## Applications of Confidence Intervals

Confidence intervals are an essential tool in many fields, including statistics and probability, economics, and healthcare. They provide a range of values that are likely to contain the true value of a population parameter with a certain level of confidence.This makes them useful in decision making and drawing conclusions from data. In statistics and probability, confidence intervals are commonly used to estimate the true population mean or proportion. They allow researchers to make inferences about a population based on a sample, which is especially useful when it is not feasible or ethical to collect data from the entire population. In economics, confidence intervals are used to estimate economic indicators such as unemployment rates and inflation. These estimates are crucial for making economic policies and decisions. In healthcare, confidence intervals are used in clinical trials to determine the effectiveness of a treatment.
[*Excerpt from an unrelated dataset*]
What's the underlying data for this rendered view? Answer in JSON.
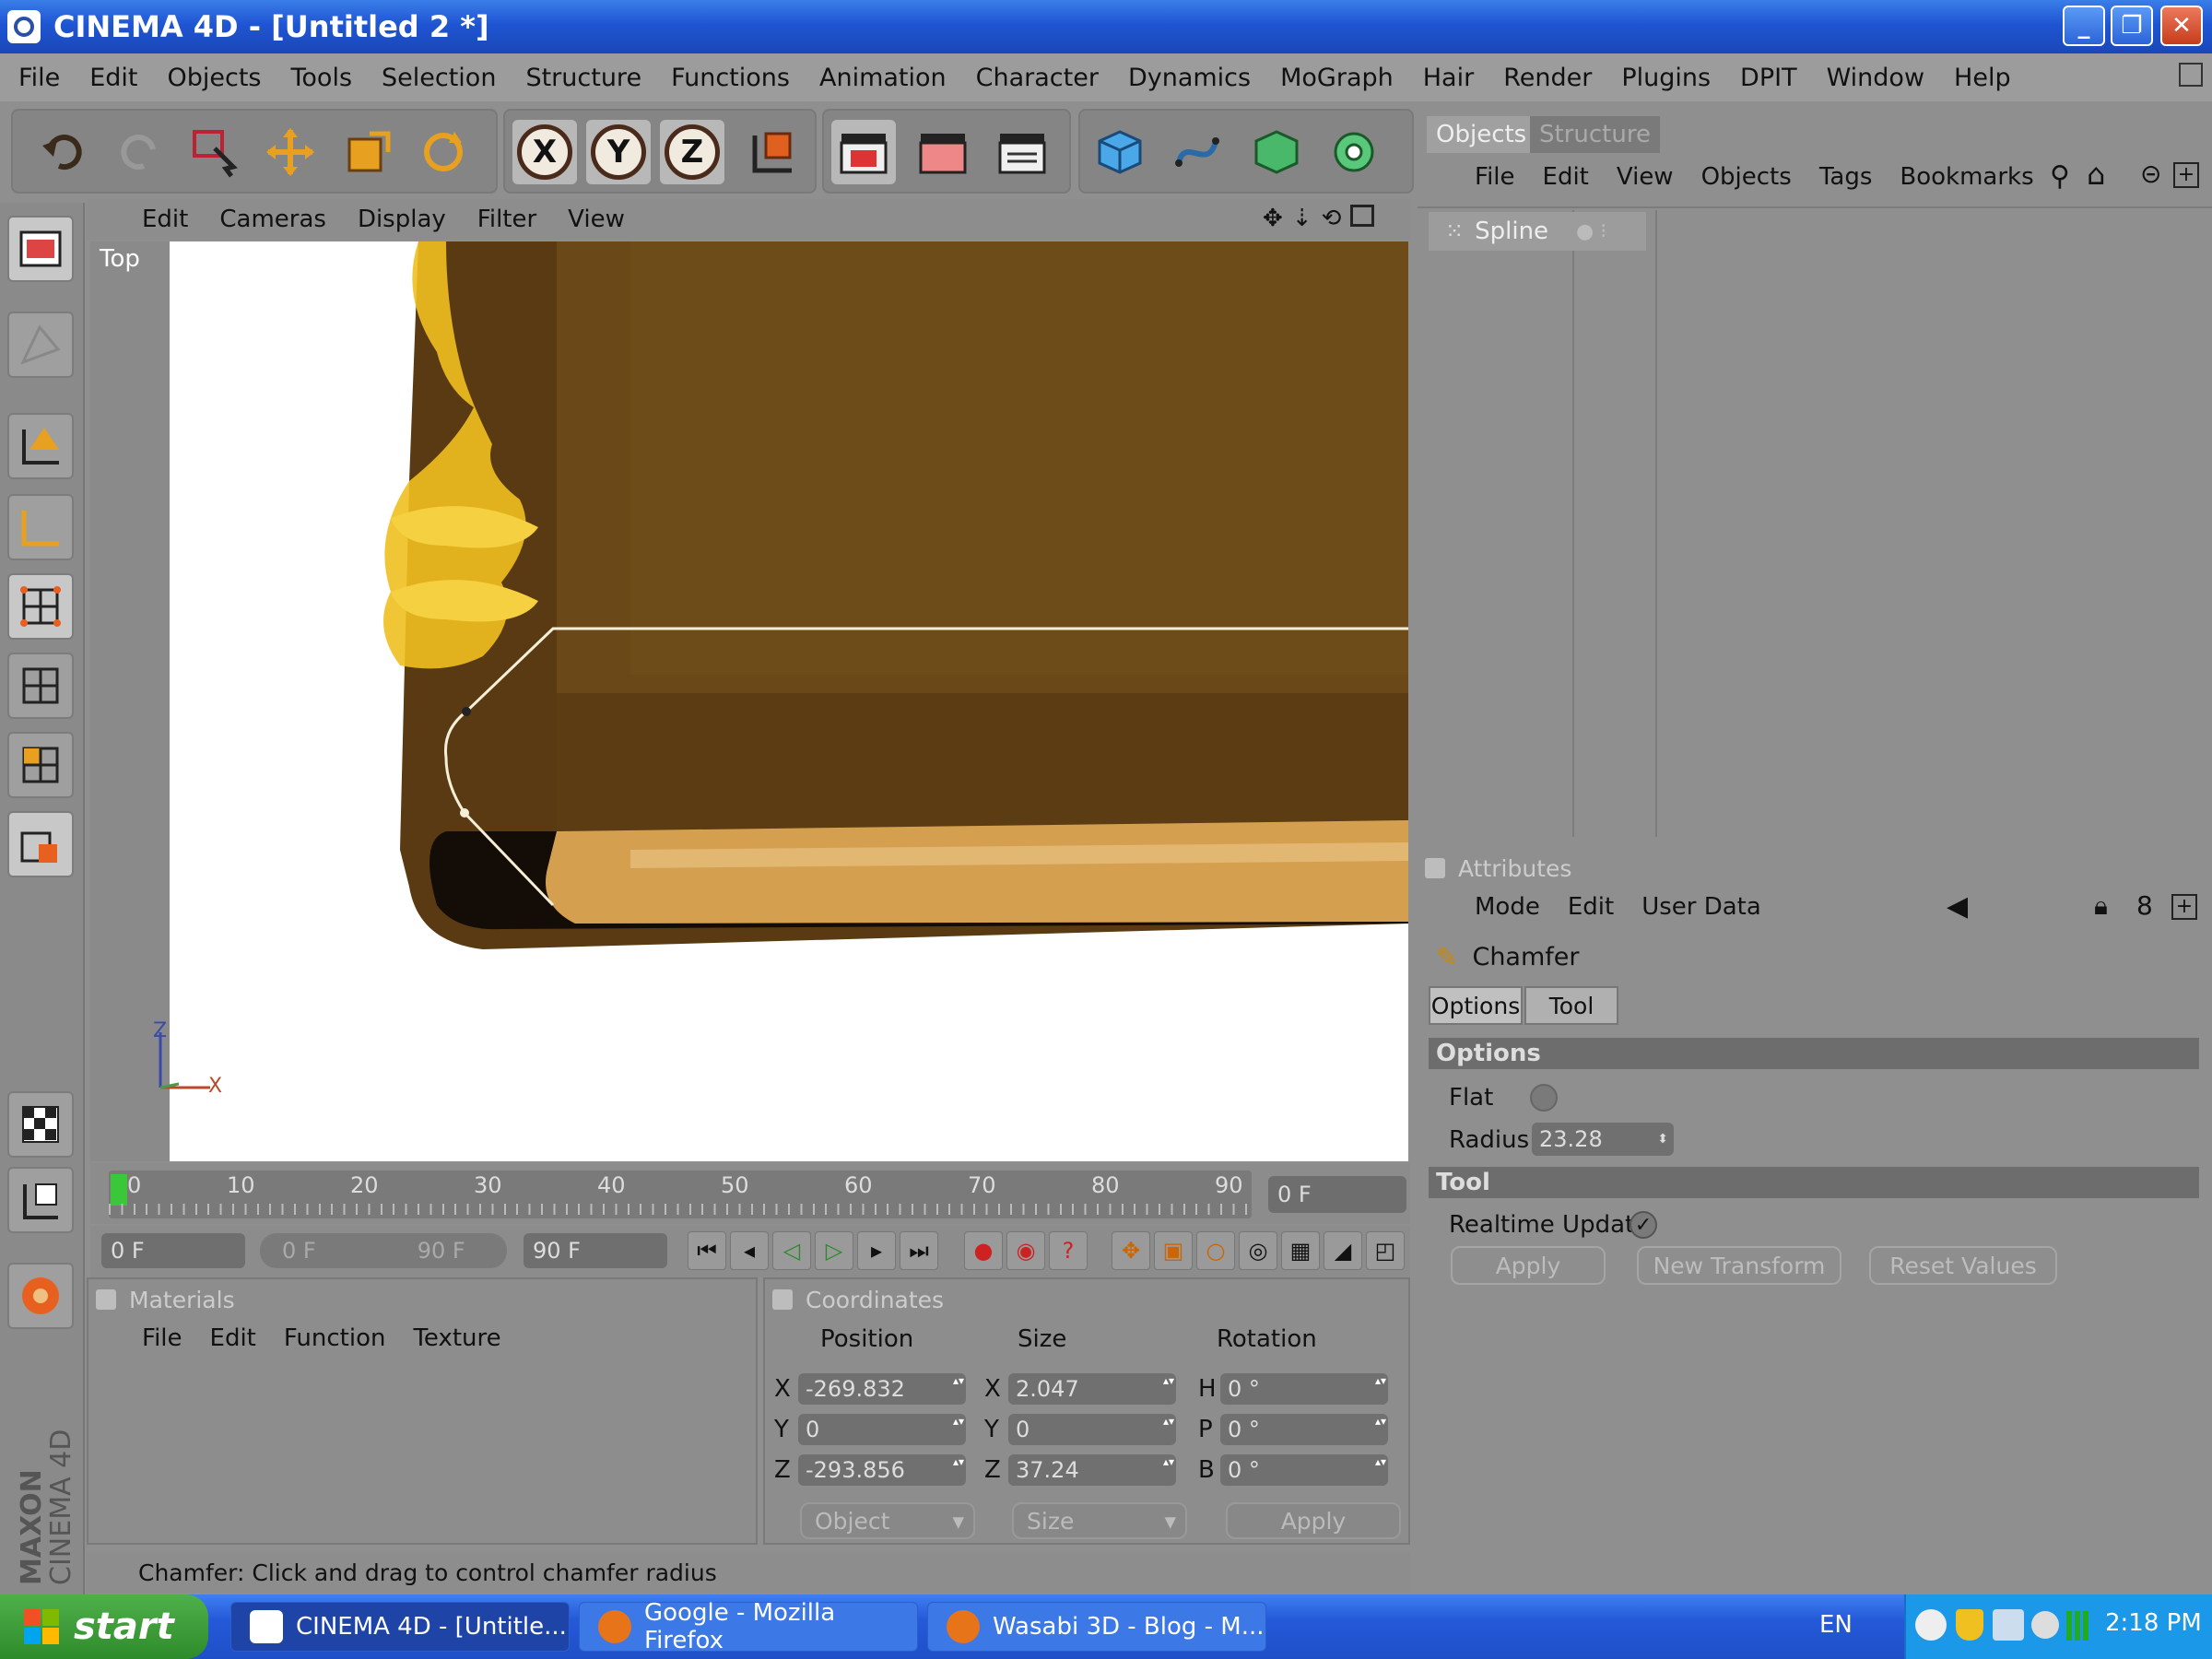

They also play a significant role in public health research and policymaking, where accurate estimates of health indicators are crucial for improving population health.

## Misconceptions About Confidence Intervals

There are many misconceptions surrounding confidence intervals that can cause confusion and lead to incorrect interpretations of statistical data.It is important to address these misconceptions and clarify the true purpose and function of confidence intervals. One common misconception is that a confidence interval represents the range in which the true population parameter will fall with a certain level of certainty. In reality, a confidence interval is an estimate of the range in which the true population parameter is likely to fall, based on a sample from the population. Another misconception is that a wider confidence interval indicates a higher level of uncertainty. While it is true that wider intervals represent a larger range of possible values, this does not necessarily mean that there is a higher level of uncertainty. In fact, a wider interval may result from a larger sample size or a lower level of confidence chosen by the researcher. It is also important to note that a confidence interval does not tell us anything about individual data points within the sample.

It only provides information about the overall population parameter and its estimated range. Lastly, some may mistakenly believe that a confidence interval can be used to determine causation. However, confidence intervals only provide information about the likelihood of a relationship between variables, not causation.

## Different Types of Confidence Intervals

There are various types of confidence intervals that are used in different scenarios. These include:**1.Standard Confidence Interval:**This is the most commonly used type of confidence interval and is based on a normal distribution. It provides an estimate of the true population mean within a certain range of values, with a specified level of confidence.

#### 2.Proportion Confidence Interval:

This type of confidence interval is used to estimate the true proportion of a population that possesses a certain characteristic.It is often used in surveys or polls.

#### 3.Bootstrap Confidence Interval:

This type of confidence interval is based on bootstrapping, which involves repeatedly sampling from the data set to create new samples. It is useful when the underlying distribution is unknown.#### 4.Bayesian Confidence Interval:

Unlike the previous types, this interval uses prior knowledge or beliefs about the parameter being estimated to determine the range of values with a specified level of confidence.#### 5.Tolerance Interval:

This type of confidence interval takes into account both sample size and variability in the data. It provides a range of values that includes a specified proportion of the population with a specified level of confidence.#### In conclusion

, confidence intervals are an essential tool in statistics and probability that allow us to make accurate estimates and draw conclusions about a population based on a sample of data. They provide us with a range of values that we can be confident will contain the true population parameter.By understanding how to calculate and interpret confidence intervals, we can make better decisions and avoid common misconceptions. We hope this guide has helped you gain a better understanding of confidence intervals and their applications.